It is just amazing how quickly the orchid scene changes from month to month and while many of the species we highlighted in last month’s newsletter are still flowering, we have been pleased to welcome some more species that have appeared in the last few weeks.
The Banded Greenhood, Pterostylis sanguinea, is the most widespread of these species appearing in large numbers in the heath and heathy woodland. Its distinctive red-brown colour and unique shape make it a very recognisable species.
The flat, downward pointing lateral sepals, that almost form a circle in shape, are a feature of this orchid. The small, oblong labellum lies flat on the lateral sepals when set, and is triggered upwards if touched by an insect, trapping it inside the hood and against the column.
Banded Greenhood closeup
The insect must then crawl up past the stigma and pollinia to escape, assisting in the pollination of the species. The flower stem has well-developed spreading leaves but no rosette. The leafy rosette appears on non-flowering plants only.
The Striped Greenhood, Pterostylis striata, that is extremely rare in our district, is flowering at the present time. We watched it appear and flower within seven days! It also has leaves up the stem, and again the leafy rosette appears on non-flowering plants only. The single flower has prominent dark green stripes and the hood ends in a sharp point. The lateral sepals are tall and curve forwards.

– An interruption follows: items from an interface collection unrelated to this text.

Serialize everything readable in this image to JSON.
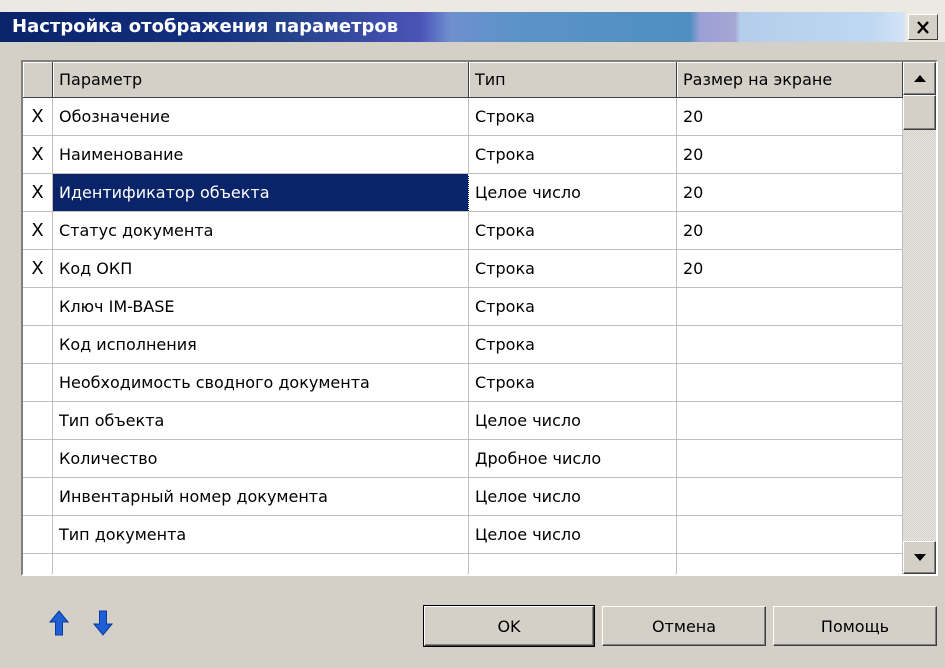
{
  "window": {
    "title": "Настройка отображения параметров",
    "close_label": "×"
  },
  "grid": {
    "columns": [
      "",
      "Параметр",
      "Тип",
      "Размер на экране"
    ],
    "rows": [
      {
        "mark": "X",
        "param": "Обозначение",
        "type": "Строка",
        "size": "20"
      },
      {
        "mark": "X",
        "param": "Наименование",
        "type": "Строка",
        "size": "20"
      },
      {
        "mark": "X",
        "param": "Идентификатор объекта",
        "type": "Целое число",
        "size": "20",
        "selected": true
      },
      {
        "mark": "X",
        "param": "Статус документа",
        "type": "Строка",
        "size": "20"
      },
      {
        "mark": "X",
        "param": "Код ОКП",
        "type": "Строка",
        "size": "20"
      },
      {
        "mark": "",
        "param": "Ключ IM-BASE",
        "type": "Строка",
        "size": ""
      },
      {
        "mark": "",
        "param": "Код исполнения",
        "type": "Строка",
        "size": ""
      },
      {
        "mark": "",
        "param": "Необходимость сводного документа",
        "type": "Строка",
        "size": ""
      },
      {
        "mark": "",
        "param": "Тип объекта",
        "type": "Целое число",
        "size": ""
      },
      {
        "mark": "",
        "param": "Количество",
        "type": "Дробное число",
        "size": ""
      },
      {
        "mark": "",
        "param": "Инвентарный номер документа",
        "type": "Целое число",
        "size": ""
      },
      {
        "mark": "",
        "param": "Тип документа",
        "type": "Целое число",
        "size": ""
      },
      {
        "mark": "",
        "param": "",
        "type": "",
        "size": ""
      }
    ]
  },
  "buttons": {
    "ok": "OK",
    "cancel": "Отмена",
    "help": "Помощь"
  },
  "icons": {
    "move_up": "arrow-up-icon",
    "move_down": "arrow-down-icon"
  },
  "colors": {
    "title_bar": "#0a246a",
    "selection": "#0a246a",
    "arrow": "#1f5fd6",
    "face": "#d4d0c8"
  }
}
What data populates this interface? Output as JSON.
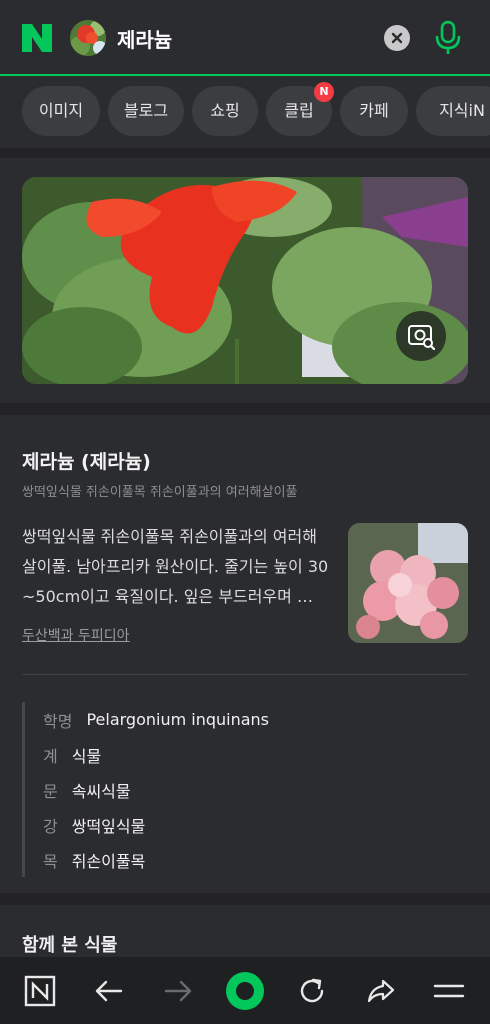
{
  "header": {
    "logo_text": "N",
    "query": "제라늄",
    "brand_color": "#03c75a"
  },
  "tabs": [
    {
      "label": "이미지"
    },
    {
      "label": "블로그"
    },
    {
      "label": "쇼핑"
    },
    {
      "label": "클립",
      "badge": "N"
    },
    {
      "label": "카페"
    },
    {
      "label": "지식iN"
    }
  ],
  "encyclopedia": {
    "title": "제라늄 (제라늄)",
    "subtitle": "쌍떡잎식물 쥐손이풀목 쥐손이풀과의 여러해살이풀",
    "description": "쌍떡잎식물 쥐손이풀목 쥐손이풀과의 여러해살이풀. 남아프리카 원산이다. 줄기는 높이 30~50cm이고 육질이다. 잎은 부드러우며 …",
    "source": "두산백과 두피디아",
    "taxonomy": [
      {
        "key": "학명",
        "value": "Pelargonium inquinans"
      },
      {
        "key": "계",
        "value": "식물"
      },
      {
        "key": "문",
        "value": "속씨식물"
      },
      {
        "key": "강",
        "value": "쌍떡잎식물"
      },
      {
        "key": "목",
        "value": "쥐손이풀목"
      }
    ]
  },
  "related": {
    "title": "함께 본 식물"
  },
  "icons": {
    "clear": "close-circle-icon",
    "mic": "microphone-icon",
    "lens": "image-search-icon",
    "nav": [
      "naver-home-icon",
      "back-arrow-icon",
      "forward-arrow-icon",
      "green-dot-icon",
      "refresh-icon",
      "share-icon",
      "menu-icon"
    ]
  }
}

The first of our helmet orchids to appear each year, the Small Helmet Orchid, Corybas unguiculatus, has just started flowering. This tiny orchid with its reddish – purple flowers has a heart-shaped, grey-green leaf, either green or purple below just to cause confusion with the leaf of the Small Mosquito Orchid, Acianthus pusillus.
Small Helmet Orchid
However the leaf of the Small Helmet Orchid is ground-hugging, while the Mosquito Orchid leaf is usually held just above the ground. We will be looking forward to welcoming other species of helmet orchids that grow in the district during the next few months.
There are other species to look for at this time of the year including of course our familiar Nodding Greenhood, Pterostylis nutans, and gnat orchids both Cyrtostylis reniformis and C. robusta.
Tall Greenhoods, Pterostylis melagramma, are in good bud, and many leaves of sun orchids, Thelymitra sp. and other genera are appearing throughout the district giving promise of a good spring flowering season.
Photos and descriptions of all our orchids are found in Orchids of the Anglesea District available from ANGAIR.
Please let us know of your discoveries.
Freesia refracta and Freesia alba X F. leichtlinii are declared weeds in the Surf Coast Shire because they spread easily and threaten to invade bushland. Freesias are perennial herbs that die back in summer and produce new foliage in winter. The highly fragrant trumpet-shaped flowers appearing in spring are white to cream and pink with yellow markings, shaded purple on outer surface. Each plant has at least two corms, one below the other, thus requiring deep digging to remove them.
More details about how to control this weed can be found in the archive of Weeds of the Month.
There are a number of wonderful local Friends Groups that provide ANGAIR members and the community with opportunities for involvement.